I had an interesting path to my career in science. You can check it out in more detail here, but I started out as an art student which is why, when I began to study crocodiles, I noticed all of the interesting paintings of "ceiling crocodiles" and the carvings of the crocodile god Sobek related to fertility and health. I happened to take a course on the history of evolutionary theory and was hooked. I switched to anthropology and began studying archeology while volunteering at natural history museums in Montreal, eventually landing a curatorial assistant position at Cal Academy in San Francisco. I think the combination or art history, natural history collections and conservation of crocodiles stirred my fascination with the ways in which people's belief systems intersect with science. Who can resist wanting to know more about the crocodiles hanging from the ceilings of apothecary shops? and who can resist the Crocodylus Apothecary Hypothesis?
Along with this project, we are analyzing genetic data from extinct crocodiles in Madagascar to look at patterns of recent colonization. One hypothesis that we are testing is that impacts associated with the arrival of humans and Nile crocodiles may have resulted in the extinction of Madagascar's endemic horned crocodile (Voay robustus).
Press and Media
Our previous work has been featured in blogs from Scientific American, Discovery and National Geographic.
Here are a few examples where we used museum specimens to discover entirely new things about creatures we thought we knew:

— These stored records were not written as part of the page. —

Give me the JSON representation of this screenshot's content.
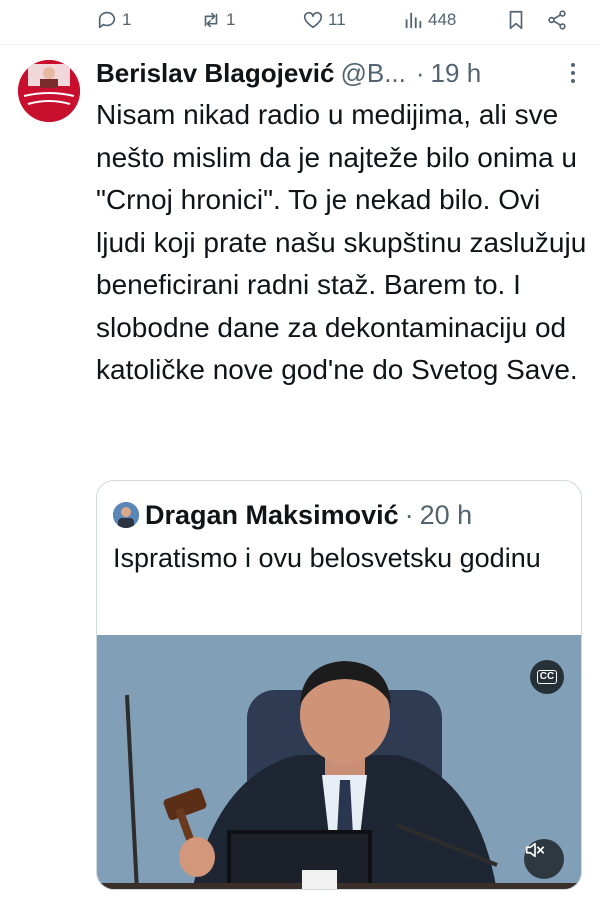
{
  "action_bar": {
    "replies": "1",
    "reposts": "1",
    "likes": "11",
    "views": "448"
  },
  "tweet": {
    "display_name": "Berislav Blagojević",
    "handle": "@B...",
    "separator": "·",
    "time": "19 h",
    "text": "Nisam nikad radio u medijima, ali sve nešto mislim da je najteže bilo onima u \"Crnoj hronici\". To je nekad bilo. Ovi ljudi koji prate našu skupštinu zaslužuju beneficirani radni staž. Barem to. I slobodne dane za dekontaminaciju od katoličke nove god'ne do Svetog Save."
  },
  "quoted_tweet": {
    "display_name": "Dragan Maksimović",
    "separator": "·",
    "time": "20 h",
    "text": "Ispratismo i ovu belosvetsku godinu",
    "media": {
      "type": "video",
      "cc_label": "CC"
    }
  },
  "colors": {
    "text_primary": "#0f1419",
    "text_secondary": "#536471",
    "border": "#cfd9de"
  }
}
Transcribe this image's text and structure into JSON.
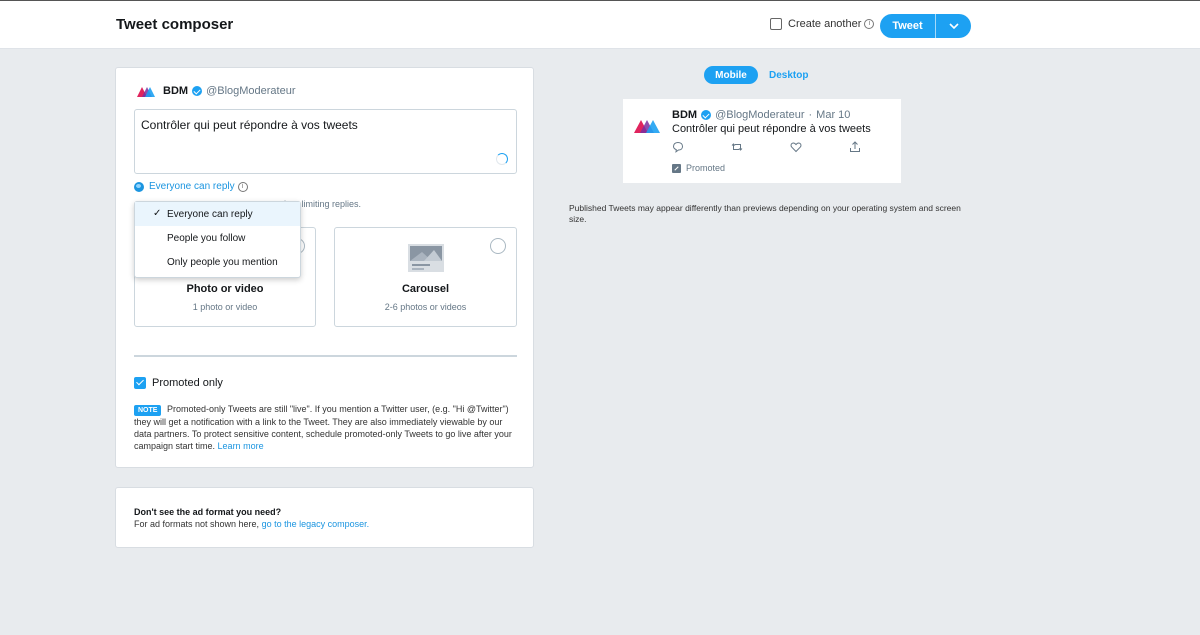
{
  "header": {
    "title": "Tweet composer",
    "create_another_label": "Create another",
    "tweet_button_label": "Tweet"
  },
  "composer": {
    "account_name": "BDM",
    "account_handle": "@BlogModerateur",
    "tweet_text": "Contrôler qui peut répondre à vos tweets",
    "reply_setting_label": "Everyone can reply",
    "hint_text": "hen limiting replies.",
    "reply_options": [
      {
        "label": "Everyone can reply",
        "selected": true
      },
      {
        "label": "People you follow",
        "selected": false
      },
      {
        "label": "Only people you mention",
        "selected": false
      }
    ],
    "formats": [
      {
        "title": "Photo or video",
        "subtitle": "1 photo or video"
      },
      {
        "title": "Carousel",
        "subtitle": "2-6 photos or videos"
      }
    ],
    "promoted_only_label": "Promoted only",
    "promoted_only_checked": true,
    "note_badge": "NOTE",
    "note_text": "Promoted-only Tweets are still \"live\". If you mention a Twitter user, (e.g. \"Hi @Twitter\") they will get a notification with a link to the Tweet. They are also immediately viewable by our data partners. To protect sensitive content, schedule promoted-only Tweets to go live after your campaign start time.",
    "learn_more_label": "Learn more"
  },
  "legacy": {
    "title": "Don't see the ad format you need?",
    "text": "For ad formats not shown here,",
    "link": "go to the legacy composer."
  },
  "preview": {
    "tabs": [
      "Mobile",
      "Desktop"
    ],
    "active_tab": "Mobile",
    "name": "BDM",
    "handle": "@BlogModerateur",
    "separator": "·",
    "date": "Mar 10",
    "text": "Contrôler qui peut répondre à vos tweets",
    "promoted_label": "Promoted",
    "disclaimer": "Published Tweets may appear differently than previews depending on your operating system and screen size."
  },
  "colors": {
    "accent": "#1da1f2",
    "background": "#e8ebee",
    "logo_pink": "#e0245e",
    "logo_blue": "#1da1f2"
  }
}
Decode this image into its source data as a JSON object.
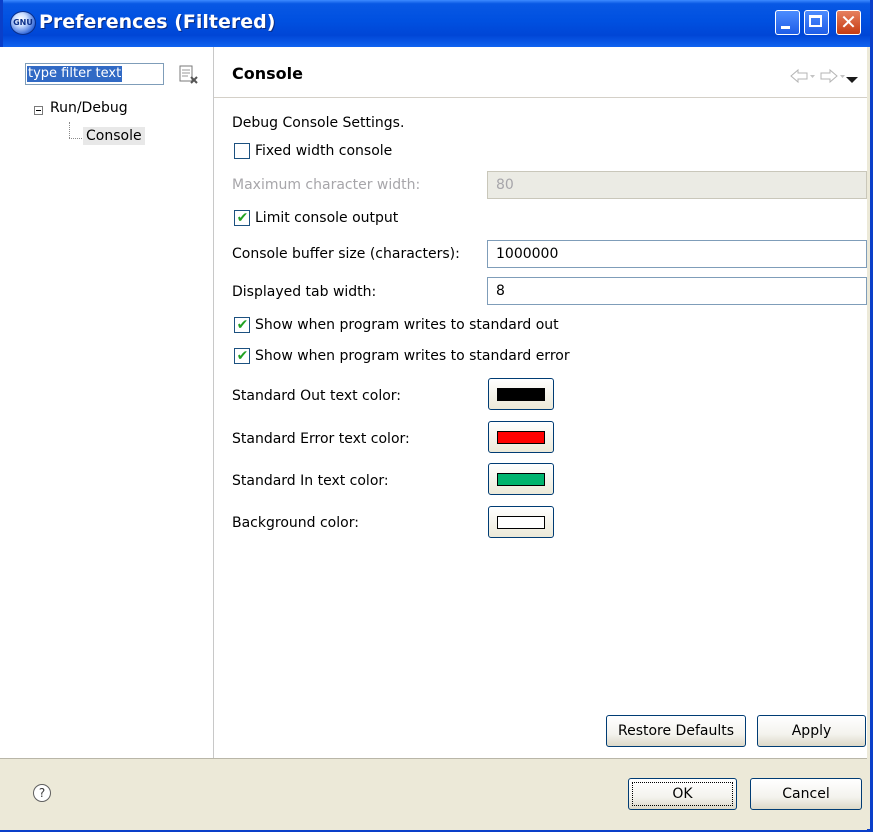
{
  "window": {
    "title": "Preferences (Filtered)",
    "app_icon": "eclipse-sphere-icon",
    "app_icon_text": "GNU",
    "controls": {
      "minimize": "minimize-icon",
      "maximize": "maximize-icon",
      "close": "close-icon",
      "close_glyph": "✕"
    }
  },
  "filter": {
    "value": "type filter text",
    "clear_icon": "clear-filter-icon"
  },
  "tree": {
    "items": [
      {
        "label": "Run/Debug",
        "expanded": true
      },
      {
        "label": "Console",
        "selected": true
      }
    ],
    "collapse_glyph": "−"
  },
  "page": {
    "title": "Console",
    "nav": {
      "back": "back-arrow-icon",
      "forward": "forward-arrow-icon",
      "menu": "view-menu-icon"
    },
    "section_label": "Debug Console Settings.",
    "settings": {
      "fixed_width": {
        "label": "Fixed width console",
        "checked": false
      },
      "max_char_width": {
        "label": "Maximum character width:",
        "value": "80",
        "enabled": false
      },
      "limit_output": {
        "label": "Limit console output",
        "checked": true,
        "check_glyph": "✔"
      },
      "buffer_size": {
        "label": "Console buffer size (characters):",
        "value": "1000000"
      },
      "tab_width": {
        "label": "Displayed tab width:",
        "value": "8"
      },
      "show_stdout": {
        "label": "Show when program writes to standard out",
        "checked": true,
        "check_glyph": "✔"
      },
      "show_stderr": {
        "label": "Show when program writes to standard error",
        "checked": true,
        "check_glyph": "✔"
      }
    },
    "colors": [
      {
        "label": "Standard Out text color:",
        "color": "#000000"
      },
      {
        "label": "Standard Error text color:",
        "color": "#ff0000"
      },
      {
        "label": "Standard In text color:",
        "color": "#00b46e"
      },
      {
        "label": "Background color:",
        "color": "#ffffff"
      }
    ],
    "buttons": {
      "restore_defaults": "Restore Defaults",
      "apply": "Apply"
    }
  },
  "footer": {
    "help_glyph": "?",
    "ok": "OK",
    "cancel": "Cancel"
  },
  "theme": {
    "title_bar": "#0050e0",
    "border": "#0a3fc9",
    "dialog_bg": "#ece9d8",
    "selection": "#316ac5",
    "check_color": "#21a121"
  }
}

Can you spot the lurking crocodile?
- $1,160Total Donations
- $89.23Average Donation